> [Records to use]
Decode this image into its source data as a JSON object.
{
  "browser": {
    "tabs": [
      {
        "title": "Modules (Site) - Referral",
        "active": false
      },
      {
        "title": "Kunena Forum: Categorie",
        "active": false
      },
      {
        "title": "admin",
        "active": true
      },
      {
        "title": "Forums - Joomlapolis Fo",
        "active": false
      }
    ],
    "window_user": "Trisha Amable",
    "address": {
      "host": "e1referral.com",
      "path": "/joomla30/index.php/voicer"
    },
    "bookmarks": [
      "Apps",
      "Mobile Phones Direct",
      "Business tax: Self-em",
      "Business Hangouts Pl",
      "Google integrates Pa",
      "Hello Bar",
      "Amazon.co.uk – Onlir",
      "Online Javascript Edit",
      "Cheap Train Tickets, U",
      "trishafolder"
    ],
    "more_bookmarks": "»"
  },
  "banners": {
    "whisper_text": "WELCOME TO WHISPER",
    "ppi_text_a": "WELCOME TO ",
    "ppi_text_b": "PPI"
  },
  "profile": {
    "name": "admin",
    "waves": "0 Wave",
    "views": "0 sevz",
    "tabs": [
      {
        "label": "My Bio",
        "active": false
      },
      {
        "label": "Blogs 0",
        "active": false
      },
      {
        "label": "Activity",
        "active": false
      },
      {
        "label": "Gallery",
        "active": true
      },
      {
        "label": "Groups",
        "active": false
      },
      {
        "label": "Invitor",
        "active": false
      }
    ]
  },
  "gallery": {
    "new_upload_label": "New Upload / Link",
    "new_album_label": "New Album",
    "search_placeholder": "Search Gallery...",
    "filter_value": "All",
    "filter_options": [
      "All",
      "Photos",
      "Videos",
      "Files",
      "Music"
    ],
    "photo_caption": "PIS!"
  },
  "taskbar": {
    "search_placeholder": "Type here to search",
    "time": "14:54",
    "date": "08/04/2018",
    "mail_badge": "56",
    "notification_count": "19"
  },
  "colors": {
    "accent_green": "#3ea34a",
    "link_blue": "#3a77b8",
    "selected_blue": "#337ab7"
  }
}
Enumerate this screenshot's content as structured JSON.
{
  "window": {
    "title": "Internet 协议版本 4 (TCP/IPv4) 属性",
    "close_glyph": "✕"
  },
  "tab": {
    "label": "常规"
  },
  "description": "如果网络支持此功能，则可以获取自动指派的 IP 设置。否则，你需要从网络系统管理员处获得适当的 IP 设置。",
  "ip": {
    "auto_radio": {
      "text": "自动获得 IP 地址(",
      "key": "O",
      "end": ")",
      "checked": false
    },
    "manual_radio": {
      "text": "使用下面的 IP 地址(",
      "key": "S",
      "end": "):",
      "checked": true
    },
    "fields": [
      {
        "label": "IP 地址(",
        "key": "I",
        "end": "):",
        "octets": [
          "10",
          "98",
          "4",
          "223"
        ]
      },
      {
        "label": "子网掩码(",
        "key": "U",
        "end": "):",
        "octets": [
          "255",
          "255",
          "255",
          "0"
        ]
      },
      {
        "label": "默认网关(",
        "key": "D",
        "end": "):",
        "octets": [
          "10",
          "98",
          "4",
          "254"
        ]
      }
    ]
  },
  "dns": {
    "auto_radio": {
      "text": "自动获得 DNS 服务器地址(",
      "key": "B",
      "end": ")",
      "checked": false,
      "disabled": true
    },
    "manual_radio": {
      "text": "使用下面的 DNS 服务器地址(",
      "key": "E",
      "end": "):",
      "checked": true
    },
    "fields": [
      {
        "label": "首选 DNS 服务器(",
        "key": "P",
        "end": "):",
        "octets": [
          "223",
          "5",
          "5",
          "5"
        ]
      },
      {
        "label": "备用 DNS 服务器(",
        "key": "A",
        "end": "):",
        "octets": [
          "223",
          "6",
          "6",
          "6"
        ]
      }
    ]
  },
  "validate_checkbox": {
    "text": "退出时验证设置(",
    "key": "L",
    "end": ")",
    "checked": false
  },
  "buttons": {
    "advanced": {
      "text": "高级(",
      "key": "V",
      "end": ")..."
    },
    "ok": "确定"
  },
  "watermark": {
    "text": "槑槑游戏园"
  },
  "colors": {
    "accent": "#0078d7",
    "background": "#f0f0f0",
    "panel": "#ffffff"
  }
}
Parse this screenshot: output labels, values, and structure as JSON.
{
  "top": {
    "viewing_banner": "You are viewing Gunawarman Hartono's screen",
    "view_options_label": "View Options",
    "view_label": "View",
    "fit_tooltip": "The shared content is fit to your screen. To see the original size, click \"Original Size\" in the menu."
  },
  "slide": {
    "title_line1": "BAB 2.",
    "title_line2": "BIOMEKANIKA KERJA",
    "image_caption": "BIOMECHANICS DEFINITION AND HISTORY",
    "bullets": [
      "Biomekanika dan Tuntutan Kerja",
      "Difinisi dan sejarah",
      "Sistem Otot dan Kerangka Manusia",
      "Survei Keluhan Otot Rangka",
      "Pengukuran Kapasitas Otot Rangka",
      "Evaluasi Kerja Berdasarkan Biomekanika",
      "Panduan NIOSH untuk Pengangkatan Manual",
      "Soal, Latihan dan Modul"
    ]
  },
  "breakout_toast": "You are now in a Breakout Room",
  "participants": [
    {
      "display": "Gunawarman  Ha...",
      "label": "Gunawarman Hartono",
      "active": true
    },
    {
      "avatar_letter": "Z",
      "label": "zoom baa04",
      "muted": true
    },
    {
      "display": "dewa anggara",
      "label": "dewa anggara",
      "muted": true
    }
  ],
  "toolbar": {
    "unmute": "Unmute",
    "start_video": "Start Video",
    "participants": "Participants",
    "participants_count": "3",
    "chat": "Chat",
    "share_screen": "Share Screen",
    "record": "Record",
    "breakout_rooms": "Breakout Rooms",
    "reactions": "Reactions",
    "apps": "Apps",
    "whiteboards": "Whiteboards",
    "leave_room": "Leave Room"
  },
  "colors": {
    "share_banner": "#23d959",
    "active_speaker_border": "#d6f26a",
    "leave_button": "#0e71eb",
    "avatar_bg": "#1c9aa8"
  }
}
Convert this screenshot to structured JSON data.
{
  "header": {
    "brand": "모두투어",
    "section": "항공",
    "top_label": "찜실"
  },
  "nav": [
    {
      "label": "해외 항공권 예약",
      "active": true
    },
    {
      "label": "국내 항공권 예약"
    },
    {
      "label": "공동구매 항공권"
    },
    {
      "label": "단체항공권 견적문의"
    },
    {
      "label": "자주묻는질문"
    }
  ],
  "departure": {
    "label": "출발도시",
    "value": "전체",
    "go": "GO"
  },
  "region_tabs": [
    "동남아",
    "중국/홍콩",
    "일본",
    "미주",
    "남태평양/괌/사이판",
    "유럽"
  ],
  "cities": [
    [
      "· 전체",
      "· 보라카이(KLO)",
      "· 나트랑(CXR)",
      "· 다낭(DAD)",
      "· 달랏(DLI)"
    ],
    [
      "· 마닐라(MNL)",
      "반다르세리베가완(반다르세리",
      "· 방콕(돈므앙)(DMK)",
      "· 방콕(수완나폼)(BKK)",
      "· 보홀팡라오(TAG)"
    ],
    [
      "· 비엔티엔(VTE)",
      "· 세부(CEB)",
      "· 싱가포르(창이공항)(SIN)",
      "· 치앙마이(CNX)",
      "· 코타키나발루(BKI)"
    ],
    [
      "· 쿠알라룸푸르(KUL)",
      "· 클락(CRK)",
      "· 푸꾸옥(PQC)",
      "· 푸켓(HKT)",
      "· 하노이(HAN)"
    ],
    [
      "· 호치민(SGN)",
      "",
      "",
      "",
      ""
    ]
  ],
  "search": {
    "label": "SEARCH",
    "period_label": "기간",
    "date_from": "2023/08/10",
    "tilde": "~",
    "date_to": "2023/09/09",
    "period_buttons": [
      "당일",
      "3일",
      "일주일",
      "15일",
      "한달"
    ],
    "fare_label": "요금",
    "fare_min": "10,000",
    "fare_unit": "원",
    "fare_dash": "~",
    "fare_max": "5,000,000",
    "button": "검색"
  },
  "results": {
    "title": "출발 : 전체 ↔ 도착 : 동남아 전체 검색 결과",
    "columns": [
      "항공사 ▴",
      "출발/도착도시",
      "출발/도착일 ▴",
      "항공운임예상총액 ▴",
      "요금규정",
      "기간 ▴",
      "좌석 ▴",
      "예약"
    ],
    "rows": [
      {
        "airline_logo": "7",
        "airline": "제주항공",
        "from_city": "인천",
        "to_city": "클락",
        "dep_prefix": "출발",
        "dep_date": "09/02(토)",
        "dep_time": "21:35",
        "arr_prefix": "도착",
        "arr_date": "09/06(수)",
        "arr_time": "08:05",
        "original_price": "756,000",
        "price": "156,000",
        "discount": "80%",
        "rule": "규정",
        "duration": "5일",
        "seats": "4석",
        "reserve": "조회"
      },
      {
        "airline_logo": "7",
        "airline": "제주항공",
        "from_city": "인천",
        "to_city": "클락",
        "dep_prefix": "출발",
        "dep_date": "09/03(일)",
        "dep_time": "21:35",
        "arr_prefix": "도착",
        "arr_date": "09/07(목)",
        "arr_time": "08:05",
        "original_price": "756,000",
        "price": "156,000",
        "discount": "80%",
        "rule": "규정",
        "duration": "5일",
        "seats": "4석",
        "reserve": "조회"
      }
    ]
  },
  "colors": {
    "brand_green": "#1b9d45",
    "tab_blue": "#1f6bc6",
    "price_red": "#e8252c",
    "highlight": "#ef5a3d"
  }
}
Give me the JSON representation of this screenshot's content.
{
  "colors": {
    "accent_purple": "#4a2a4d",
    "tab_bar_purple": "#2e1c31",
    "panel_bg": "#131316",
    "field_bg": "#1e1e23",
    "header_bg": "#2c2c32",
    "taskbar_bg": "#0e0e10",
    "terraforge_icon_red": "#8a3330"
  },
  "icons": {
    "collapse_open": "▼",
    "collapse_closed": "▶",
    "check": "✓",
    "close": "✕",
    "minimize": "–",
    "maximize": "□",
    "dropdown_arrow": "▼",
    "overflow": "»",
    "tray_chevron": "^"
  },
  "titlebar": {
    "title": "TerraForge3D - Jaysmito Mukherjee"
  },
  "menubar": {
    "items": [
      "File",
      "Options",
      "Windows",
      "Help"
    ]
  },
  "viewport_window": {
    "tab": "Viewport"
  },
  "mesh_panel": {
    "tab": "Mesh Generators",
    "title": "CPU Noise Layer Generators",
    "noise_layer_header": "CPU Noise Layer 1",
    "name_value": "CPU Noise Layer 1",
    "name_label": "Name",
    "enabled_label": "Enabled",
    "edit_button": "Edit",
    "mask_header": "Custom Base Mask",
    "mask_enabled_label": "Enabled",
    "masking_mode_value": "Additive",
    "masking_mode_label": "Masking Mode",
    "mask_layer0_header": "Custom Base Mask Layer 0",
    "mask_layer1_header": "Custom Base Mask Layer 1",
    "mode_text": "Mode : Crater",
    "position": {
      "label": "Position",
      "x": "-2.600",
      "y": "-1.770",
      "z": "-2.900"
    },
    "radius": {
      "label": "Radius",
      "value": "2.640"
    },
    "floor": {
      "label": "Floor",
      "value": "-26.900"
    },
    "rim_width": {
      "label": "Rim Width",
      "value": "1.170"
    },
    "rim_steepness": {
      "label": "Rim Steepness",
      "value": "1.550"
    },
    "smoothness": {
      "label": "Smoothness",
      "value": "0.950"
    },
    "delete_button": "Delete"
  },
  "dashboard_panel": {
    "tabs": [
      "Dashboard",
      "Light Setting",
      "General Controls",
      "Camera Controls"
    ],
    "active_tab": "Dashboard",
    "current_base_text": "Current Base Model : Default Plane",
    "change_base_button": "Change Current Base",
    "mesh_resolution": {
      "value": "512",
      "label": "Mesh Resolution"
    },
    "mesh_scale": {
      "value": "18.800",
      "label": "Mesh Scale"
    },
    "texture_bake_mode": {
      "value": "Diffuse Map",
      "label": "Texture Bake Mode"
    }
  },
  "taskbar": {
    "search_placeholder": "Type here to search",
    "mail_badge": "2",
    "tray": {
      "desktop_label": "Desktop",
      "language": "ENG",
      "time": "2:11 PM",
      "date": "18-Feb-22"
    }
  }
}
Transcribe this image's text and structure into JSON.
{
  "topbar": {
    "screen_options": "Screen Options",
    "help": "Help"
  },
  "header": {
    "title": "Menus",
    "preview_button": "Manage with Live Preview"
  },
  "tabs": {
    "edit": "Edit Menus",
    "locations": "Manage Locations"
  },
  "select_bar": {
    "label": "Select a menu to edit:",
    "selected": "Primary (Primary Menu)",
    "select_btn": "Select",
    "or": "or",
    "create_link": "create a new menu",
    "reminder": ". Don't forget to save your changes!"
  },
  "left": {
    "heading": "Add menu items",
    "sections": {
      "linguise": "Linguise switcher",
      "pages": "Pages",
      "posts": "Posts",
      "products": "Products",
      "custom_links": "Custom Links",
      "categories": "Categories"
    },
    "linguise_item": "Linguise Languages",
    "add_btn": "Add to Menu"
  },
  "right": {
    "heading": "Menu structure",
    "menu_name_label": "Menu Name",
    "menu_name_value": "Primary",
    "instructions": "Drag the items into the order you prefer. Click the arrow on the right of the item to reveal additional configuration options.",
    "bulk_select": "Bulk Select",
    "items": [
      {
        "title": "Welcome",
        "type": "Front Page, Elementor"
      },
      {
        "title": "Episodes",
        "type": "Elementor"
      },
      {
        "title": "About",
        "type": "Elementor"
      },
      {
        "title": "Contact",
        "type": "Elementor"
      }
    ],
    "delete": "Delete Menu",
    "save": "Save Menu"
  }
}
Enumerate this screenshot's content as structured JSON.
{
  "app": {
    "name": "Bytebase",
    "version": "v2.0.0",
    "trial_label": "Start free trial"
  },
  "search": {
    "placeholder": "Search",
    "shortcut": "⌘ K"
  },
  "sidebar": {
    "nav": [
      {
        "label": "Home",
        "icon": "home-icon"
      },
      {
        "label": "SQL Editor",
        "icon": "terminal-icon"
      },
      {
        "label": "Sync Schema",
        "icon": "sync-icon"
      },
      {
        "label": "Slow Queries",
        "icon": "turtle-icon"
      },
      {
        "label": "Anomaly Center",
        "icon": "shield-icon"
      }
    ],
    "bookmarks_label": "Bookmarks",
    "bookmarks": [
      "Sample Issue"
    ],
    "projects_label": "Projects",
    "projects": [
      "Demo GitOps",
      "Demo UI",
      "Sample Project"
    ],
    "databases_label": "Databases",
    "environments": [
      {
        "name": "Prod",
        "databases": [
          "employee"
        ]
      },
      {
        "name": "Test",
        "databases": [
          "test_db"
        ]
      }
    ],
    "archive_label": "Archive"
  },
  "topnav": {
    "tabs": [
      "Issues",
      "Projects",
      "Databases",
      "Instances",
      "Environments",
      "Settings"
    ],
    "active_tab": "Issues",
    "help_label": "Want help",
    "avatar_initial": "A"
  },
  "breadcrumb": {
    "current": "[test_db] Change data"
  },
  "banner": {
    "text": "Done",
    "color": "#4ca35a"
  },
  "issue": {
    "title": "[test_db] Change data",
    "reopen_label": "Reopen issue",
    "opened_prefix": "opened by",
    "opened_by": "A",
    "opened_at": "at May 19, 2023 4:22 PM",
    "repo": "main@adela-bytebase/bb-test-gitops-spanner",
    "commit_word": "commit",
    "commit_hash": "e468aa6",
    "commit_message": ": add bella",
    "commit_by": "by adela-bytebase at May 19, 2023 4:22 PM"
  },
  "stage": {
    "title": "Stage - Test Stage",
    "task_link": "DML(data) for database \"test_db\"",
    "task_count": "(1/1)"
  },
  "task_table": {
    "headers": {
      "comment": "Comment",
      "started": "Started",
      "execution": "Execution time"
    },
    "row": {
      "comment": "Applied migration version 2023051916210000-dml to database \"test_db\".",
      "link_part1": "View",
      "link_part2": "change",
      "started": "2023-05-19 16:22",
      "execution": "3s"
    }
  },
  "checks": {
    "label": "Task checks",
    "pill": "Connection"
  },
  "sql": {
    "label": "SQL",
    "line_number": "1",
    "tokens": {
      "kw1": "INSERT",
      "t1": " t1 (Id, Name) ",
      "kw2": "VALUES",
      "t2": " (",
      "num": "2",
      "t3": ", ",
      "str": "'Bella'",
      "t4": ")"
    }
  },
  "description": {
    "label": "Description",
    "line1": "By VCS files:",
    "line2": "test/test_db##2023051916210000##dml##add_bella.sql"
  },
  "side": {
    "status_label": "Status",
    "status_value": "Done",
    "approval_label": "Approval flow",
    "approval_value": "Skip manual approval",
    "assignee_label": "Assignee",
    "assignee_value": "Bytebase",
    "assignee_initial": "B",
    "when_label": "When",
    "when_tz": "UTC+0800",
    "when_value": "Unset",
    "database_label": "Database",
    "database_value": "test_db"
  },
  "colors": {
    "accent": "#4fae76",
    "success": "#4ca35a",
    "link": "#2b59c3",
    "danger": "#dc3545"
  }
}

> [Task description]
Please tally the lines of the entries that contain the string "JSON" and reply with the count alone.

> [Solution to this problem]
7